- Tanner, (2001). Croatia, p. 104
- Horvat 1906, pp. 157.
- Horvat 1906, pp. 289-290.
- Versuch einer Darstellung der oesterreichischen Monarchie in statistischen Tafeln, p. 7
- Uebersichts-Tafeln zur Statistik der österreichischen Monarchie: besonderer Abdruck des X. und XI. Heftes der "Statistischen Mittheilungen". 1850, page 2
- Bundesministerium für Inneres 1859, p. 179.
- Bundesministerium für Inneres 1859, p. 172.
- Bundesministerium für Inneres 1859, p. 176.
- Nicholas J. Miller, 1998, Between Nation and State: Serbian Politics in Croatia Before the First World War, p. 10
- Horvat, Rudolf (1906). Najnovije doba hrvatske povjesti. Matica hrvatska. (Wikisource)
- Bundesministerium für Inneres (1859). Statistische Übersichten Über Die Bevölkerung und Den Viehstand Von Österreich. Nach Der Zählung Vom 31. October 1857.
- Jelavich, Barbara (1983). History of the Balkans. Cambridge University Press. pp. 145–151. ISBN 978-0-521-27458-6.
- Kulauzov, Maša (2008). "The emergence, development and demilitarization of the military border of the Austrian Monarchy". Matica srpska. (in Serbian)
This article includes a list of references, but its sources remain unclear because it has insufficient inline citations. (April 2009) (Learn how and when to remove this template message)
- Bataković, Dušan T., ed. (2005). Histoire du peuple serbe [History of the Serbian People] (in French). Lausanne: L’Age d’Homme.
- Dragutin Pavličević (1984). Vojna krajina: povijesni pregled, historiografija, rasprave.
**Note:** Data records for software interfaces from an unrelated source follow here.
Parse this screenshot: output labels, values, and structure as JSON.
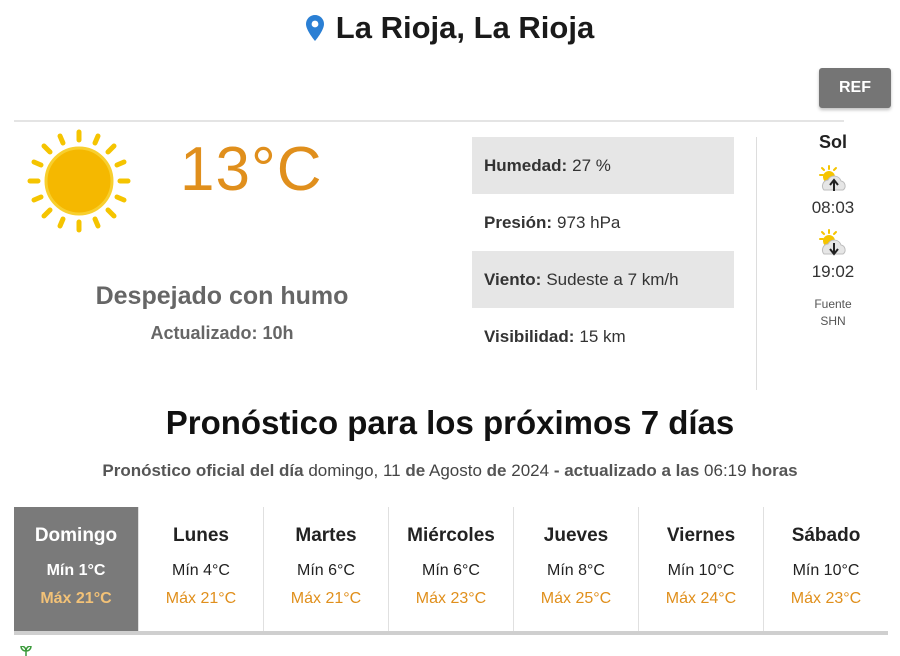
{
  "location": {
    "title": "La Rioja, La Rioja",
    "icon": "map-pin-icon"
  },
  "ref_button": {
    "label": "REF"
  },
  "current": {
    "temperature": "13°C",
    "condition": "Despejado con humo",
    "updated": "Actualizado: 10h",
    "icon": "sun-icon"
  },
  "details": [
    {
      "label": "Humedad:",
      "value": "27 %"
    },
    {
      "label": "Presión:",
      "value": "973 hPa"
    },
    {
      "label": "Viento:",
      "value": "Sudeste a 7 km/h"
    },
    {
      "label": "Visibilidad:",
      "value": "15 km"
    }
  ],
  "sol": {
    "title": "Sol",
    "sunrise": "08:03",
    "sunset": "19:02",
    "fuente_label": "Fuente",
    "fuente_value": "SHN"
  },
  "forecast": {
    "title": "Pronóstico para los próximos 7 días",
    "sub_prefix": "Pronóstico oficial del día",
    "sub_weekday": "domingo, 11",
    "sub_de1": "de",
    "sub_month": "Agosto",
    "sub_de2": "de",
    "sub_year": "2024",
    "sub_actualizado": "- actualizado a las",
    "sub_time": "06:19",
    "sub_horas": "horas",
    "days": [
      {
        "name": "Domingo",
        "min": "Mín 1°C",
        "max": "Máx 21°C"
      },
      {
        "name": "Lunes",
        "min": "Mín 4°C",
        "max": "Máx 21°C"
      },
      {
        "name": "Martes",
        "min": "Mín 6°C",
        "max": "Máx 21°C"
      },
      {
        "name": "Miércoles",
        "min": "Mín 6°C",
        "max": "Máx 23°C"
      },
      {
        "name": "Jueves",
        "min": "Mín 8°C",
        "max": "Máx 25°C"
      },
      {
        "name": "Viernes",
        "min": "Mín 10°C",
        "max": "Máx 24°C"
      },
      {
        "name": "Sábado",
        "min": "Mín 10°C",
        "max": "Máx 23°C"
      }
    ]
  },
  "colors": {
    "accent": "#e08f1c",
    "pin": "#2a7fd4",
    "active_day": "#7a7a7a"
  }
}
Sveučilišna naklada Liber.
- John Van Antwerp Fine, When ethnicity did not matter in the Balkans: a study of identity in pre-nationalist Croatia, Dalmatia, and Slavonia in the medieval and early-modern periods, University of Michigan Press, 2006 ISBN 0-472-11414-X.
- Walter Berger: Baut dem Reich einen Wall. Das Buch vom Entstehen der Militärgrenze wider die Türken. Leopold Stocker Verlag, 1979 ISBN 3-7020-0342-8
- Jakob Amstadt: Die k.k. Militaergrenze 1522 - 1881 (mit einer Gesamtbibliographie). Dissertation, University of Wurzburg, 1969
- Heeresgeschichtliches Museum (Hrsg.): Die k. k. Militärgrenze (Beiträge zu ihrer Geschichte). ÖBV, 1973 (Schriften des Heeresgeschichtlichen Museums, 6) ISBN 3-215-73302-1
- Mirko Valentić: Vojna krajina i pitanje njezina sjedinjenja s Hrvatskom 1849-1881, CHP, 1981, Zagreb
- Alexander Buczynski: Gradovi Vojne krajine 1-2, HIP, 1997, Zagreb
- Milan Kruhek: Krajiške utvrde Hrvatskog kraljevstva, HIP, 1995, Zagreb
- Drago Roksandić: Vojna Hrvatska (1809.-1813.), 1-2, ŠK, 1988, Zagreb
- Drago Roksandić: Etnos, konfesija, tolerancija, SKD Prosvjeta, 2004, Zagreb
- Potiska i pomoriška vojna granica (1702–1751), Muzej Vojvodine, Novi Sad, 2003.
- Fodor, Pál; Dávid, Géza, eds. (2000). Ottomans, Hungarians, and Habsburgs in Central Europe: The Military Confines in the Era of Ottoman Conquest. BRILL.